New figures from NHS Improvement reveal that the NHS staffing crisis is worsening, with nursing experiencing the most severe shortages.
On average, 1 in 11 posts are vacant despite efforts by ministers and NHS leaders to tackle chronic staff shortages.
‘This report paints a bleak picture of rising demand and unsustainable workforce shortages, and betrays a huge over-reliance on bank and agency staff in England. The Government must immediately investigate this sudden spike in vacancies,’ said Tom Sandford, director of the Royal College of Nursing (RCN).
The data, which analysed the April to June 2018 period, shows that 11.8% of nursing posts are not filled, creating a total shortage of 42,000 – which means that nursing vacancy rates are up 17% since the previous quarter and 9% from the same time last year.
‘Widespread and growing nursing shortages now risk becoming a national emergency and are symptomatic of a long-term failure in workforce planning, which has been exacerbated by the impact of Brexit and short-sighted immigration policies,’ said Siva Anandaciva, chief analyst at The King’s Fund, a healthcare think tank.
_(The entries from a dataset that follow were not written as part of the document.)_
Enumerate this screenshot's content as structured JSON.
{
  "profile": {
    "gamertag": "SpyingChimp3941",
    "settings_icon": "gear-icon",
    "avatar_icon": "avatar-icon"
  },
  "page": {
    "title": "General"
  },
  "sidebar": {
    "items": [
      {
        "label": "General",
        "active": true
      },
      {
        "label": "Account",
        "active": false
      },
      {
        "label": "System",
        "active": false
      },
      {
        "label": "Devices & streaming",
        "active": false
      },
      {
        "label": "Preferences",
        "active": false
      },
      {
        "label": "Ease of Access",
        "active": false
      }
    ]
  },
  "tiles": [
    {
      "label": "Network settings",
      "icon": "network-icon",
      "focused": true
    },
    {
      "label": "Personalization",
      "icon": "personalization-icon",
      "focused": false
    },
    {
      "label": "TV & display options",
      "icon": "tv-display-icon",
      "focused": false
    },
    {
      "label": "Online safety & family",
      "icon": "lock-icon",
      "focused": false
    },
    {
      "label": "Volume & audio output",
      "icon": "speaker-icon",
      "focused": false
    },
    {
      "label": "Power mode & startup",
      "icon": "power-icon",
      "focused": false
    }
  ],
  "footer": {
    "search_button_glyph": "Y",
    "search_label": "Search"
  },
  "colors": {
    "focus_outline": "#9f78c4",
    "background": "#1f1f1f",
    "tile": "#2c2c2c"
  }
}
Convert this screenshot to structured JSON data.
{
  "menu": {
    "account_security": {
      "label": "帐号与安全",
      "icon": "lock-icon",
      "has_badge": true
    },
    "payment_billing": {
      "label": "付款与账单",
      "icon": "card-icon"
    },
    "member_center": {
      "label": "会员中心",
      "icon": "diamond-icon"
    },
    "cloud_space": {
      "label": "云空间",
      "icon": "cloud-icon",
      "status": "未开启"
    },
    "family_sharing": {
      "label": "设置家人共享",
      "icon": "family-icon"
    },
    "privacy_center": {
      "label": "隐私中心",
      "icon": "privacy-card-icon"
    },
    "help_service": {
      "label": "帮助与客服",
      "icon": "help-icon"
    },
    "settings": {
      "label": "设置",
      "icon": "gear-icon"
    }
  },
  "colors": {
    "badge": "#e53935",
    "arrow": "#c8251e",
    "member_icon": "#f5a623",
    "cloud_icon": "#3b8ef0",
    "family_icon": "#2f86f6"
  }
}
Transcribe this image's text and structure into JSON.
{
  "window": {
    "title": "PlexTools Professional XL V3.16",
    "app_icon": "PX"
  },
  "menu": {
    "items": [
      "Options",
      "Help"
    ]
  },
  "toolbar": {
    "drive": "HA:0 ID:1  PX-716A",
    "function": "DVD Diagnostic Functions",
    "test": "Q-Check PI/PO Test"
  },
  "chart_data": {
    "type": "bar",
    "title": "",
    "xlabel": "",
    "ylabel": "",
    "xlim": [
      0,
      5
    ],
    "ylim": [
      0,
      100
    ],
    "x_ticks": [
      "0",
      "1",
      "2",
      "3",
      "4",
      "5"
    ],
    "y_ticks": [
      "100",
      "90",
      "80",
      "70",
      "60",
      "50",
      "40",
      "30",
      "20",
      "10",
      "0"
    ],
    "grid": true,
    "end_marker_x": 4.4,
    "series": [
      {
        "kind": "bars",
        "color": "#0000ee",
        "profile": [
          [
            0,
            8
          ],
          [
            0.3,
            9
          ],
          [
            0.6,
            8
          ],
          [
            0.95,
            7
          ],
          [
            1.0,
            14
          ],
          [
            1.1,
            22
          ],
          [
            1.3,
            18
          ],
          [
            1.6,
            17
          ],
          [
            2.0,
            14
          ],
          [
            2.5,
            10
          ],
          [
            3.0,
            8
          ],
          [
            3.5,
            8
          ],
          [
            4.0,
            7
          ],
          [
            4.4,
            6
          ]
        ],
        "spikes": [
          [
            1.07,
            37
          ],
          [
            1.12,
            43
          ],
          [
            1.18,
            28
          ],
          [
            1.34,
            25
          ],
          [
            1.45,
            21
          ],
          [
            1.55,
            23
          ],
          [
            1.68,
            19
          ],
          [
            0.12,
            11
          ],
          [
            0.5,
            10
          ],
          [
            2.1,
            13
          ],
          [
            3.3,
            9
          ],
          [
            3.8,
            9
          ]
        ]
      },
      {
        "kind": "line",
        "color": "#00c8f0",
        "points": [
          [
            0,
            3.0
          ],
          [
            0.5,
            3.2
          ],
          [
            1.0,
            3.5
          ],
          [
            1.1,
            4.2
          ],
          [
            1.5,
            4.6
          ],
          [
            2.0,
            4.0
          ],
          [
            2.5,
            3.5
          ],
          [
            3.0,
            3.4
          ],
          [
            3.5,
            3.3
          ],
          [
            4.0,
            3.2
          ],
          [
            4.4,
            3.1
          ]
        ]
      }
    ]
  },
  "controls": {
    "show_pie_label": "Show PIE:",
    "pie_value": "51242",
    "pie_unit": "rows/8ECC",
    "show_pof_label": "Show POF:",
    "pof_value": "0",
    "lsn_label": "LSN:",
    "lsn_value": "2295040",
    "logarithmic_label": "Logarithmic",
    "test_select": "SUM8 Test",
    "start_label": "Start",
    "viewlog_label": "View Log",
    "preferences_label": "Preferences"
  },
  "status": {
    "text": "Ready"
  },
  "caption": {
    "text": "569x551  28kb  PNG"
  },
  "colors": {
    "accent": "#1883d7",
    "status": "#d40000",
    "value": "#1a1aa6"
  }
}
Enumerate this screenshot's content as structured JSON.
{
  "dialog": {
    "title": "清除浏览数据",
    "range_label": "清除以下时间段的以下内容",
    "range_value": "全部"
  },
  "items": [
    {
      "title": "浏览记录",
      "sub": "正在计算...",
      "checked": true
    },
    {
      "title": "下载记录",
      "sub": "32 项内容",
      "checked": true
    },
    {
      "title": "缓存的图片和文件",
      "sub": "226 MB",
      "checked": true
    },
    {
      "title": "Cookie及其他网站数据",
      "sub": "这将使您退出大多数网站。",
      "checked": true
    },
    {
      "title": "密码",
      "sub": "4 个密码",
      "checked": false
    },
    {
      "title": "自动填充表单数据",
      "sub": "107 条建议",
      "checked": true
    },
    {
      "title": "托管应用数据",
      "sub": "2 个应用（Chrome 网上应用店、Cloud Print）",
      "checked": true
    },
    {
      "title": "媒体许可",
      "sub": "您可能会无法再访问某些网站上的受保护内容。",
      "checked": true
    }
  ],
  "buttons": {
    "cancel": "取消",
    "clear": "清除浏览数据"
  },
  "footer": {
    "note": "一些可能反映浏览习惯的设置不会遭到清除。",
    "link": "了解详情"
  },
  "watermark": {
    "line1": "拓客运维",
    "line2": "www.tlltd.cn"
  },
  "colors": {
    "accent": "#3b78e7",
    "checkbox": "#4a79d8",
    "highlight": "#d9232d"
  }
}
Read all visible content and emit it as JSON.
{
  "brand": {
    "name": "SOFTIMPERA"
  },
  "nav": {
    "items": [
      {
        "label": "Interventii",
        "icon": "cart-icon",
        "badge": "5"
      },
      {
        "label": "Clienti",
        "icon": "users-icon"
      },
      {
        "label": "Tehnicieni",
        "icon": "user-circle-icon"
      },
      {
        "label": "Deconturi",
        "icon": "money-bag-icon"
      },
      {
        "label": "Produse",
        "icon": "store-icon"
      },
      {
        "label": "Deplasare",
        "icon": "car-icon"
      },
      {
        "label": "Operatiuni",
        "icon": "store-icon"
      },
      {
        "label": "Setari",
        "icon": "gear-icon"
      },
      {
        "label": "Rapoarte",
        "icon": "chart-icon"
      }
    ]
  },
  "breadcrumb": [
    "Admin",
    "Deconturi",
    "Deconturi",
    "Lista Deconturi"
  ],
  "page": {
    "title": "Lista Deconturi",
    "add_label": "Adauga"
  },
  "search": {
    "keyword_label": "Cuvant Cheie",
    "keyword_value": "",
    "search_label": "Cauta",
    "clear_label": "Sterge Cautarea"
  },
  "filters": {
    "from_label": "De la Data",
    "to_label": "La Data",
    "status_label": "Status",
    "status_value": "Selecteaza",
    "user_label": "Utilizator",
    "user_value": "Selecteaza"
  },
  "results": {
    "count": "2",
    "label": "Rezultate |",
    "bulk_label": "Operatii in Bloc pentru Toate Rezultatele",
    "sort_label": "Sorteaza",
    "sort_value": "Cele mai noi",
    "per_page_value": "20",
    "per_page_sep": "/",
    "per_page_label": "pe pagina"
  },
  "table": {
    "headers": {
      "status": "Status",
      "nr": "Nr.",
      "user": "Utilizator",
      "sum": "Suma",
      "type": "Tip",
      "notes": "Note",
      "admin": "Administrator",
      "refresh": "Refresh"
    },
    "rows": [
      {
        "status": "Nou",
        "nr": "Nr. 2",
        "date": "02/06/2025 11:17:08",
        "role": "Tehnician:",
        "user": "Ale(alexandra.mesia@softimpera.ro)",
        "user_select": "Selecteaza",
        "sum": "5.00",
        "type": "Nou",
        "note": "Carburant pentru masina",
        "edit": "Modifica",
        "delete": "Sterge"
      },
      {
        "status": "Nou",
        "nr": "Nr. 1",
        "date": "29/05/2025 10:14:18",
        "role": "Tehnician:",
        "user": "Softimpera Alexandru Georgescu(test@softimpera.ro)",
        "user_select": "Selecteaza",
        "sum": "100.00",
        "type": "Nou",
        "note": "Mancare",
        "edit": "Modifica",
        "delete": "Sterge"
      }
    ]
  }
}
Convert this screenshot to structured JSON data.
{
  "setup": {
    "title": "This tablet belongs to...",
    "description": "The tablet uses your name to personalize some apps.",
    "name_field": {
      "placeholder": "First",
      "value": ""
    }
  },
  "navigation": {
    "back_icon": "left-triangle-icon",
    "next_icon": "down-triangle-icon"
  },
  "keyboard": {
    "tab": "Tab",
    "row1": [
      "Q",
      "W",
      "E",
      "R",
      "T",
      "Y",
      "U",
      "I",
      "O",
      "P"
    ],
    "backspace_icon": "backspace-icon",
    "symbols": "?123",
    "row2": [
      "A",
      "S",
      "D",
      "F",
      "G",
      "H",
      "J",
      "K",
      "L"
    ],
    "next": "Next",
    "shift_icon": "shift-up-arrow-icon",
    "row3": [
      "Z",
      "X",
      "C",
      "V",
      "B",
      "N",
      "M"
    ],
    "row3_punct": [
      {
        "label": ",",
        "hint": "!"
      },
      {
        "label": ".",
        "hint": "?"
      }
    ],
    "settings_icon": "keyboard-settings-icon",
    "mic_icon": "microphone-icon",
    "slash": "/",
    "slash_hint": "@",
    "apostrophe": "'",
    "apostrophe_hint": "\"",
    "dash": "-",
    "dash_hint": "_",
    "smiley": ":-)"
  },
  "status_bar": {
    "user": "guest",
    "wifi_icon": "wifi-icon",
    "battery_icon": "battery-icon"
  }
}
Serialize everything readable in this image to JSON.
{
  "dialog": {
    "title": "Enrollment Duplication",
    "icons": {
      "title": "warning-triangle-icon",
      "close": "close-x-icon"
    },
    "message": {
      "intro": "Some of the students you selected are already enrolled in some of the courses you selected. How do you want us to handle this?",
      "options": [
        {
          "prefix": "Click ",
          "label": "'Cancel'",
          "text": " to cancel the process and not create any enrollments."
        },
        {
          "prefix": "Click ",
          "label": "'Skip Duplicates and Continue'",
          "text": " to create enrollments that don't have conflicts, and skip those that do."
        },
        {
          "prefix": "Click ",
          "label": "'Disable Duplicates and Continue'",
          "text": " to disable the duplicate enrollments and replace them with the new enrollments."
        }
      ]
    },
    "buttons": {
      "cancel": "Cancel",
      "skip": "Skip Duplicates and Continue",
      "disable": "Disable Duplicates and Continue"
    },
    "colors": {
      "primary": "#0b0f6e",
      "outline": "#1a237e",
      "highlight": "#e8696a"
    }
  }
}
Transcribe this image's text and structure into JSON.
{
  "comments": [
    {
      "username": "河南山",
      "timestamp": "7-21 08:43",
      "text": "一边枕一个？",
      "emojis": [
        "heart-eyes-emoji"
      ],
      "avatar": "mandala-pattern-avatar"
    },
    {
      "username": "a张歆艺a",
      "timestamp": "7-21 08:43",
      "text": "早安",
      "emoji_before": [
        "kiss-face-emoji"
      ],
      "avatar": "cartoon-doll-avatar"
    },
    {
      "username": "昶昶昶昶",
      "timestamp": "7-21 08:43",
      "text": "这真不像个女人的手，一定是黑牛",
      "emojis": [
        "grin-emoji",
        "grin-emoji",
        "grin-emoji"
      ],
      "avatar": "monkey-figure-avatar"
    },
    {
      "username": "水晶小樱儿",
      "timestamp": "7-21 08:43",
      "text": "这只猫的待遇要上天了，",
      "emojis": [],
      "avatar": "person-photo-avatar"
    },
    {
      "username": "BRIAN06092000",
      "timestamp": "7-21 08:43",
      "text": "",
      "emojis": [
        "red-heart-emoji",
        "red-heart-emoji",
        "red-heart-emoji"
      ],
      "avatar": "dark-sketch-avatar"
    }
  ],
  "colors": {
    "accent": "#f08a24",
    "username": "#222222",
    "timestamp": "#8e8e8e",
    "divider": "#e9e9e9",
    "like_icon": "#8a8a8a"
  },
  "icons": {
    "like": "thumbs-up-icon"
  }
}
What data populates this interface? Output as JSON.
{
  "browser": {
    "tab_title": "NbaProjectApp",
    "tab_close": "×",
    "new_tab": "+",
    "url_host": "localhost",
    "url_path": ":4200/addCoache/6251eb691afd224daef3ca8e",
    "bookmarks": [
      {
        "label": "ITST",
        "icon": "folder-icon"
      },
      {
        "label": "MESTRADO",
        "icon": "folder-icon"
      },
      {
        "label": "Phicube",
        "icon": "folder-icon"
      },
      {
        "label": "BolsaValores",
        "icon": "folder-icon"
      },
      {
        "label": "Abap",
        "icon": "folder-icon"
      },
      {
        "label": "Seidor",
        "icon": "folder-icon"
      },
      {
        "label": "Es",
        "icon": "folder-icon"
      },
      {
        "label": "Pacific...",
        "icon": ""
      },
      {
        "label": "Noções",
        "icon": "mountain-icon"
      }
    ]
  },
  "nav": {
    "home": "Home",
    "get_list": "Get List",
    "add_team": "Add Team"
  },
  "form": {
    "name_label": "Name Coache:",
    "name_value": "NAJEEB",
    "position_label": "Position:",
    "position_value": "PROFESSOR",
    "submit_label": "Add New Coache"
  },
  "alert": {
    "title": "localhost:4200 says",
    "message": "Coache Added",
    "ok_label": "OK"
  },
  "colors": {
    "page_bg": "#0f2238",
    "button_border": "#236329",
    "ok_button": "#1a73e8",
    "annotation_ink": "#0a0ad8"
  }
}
‘The new funding settlement announced by the government is very welcome, but it is not a panacea for the pressures facing the NHS. Today’s report is a reminder that the forthcoming NHS long-term plan must focus on reform and investment in new ways of delivering services otherwise the NHS will be trapped in a perpetual winter crisis.’
The RCN says that a comprehensive workforce plan is needed to respond to the high demand of health services to ensure safe and effective patient care.
In addition to workforce data, the report also showed a total deficit of £519 million has been forecast for this year but this is lower than the deficit has been in the previous 3 years. Overall, 9.2% of all posters were not filled across the NHS, creating a shortage of nearly 108,000 employees.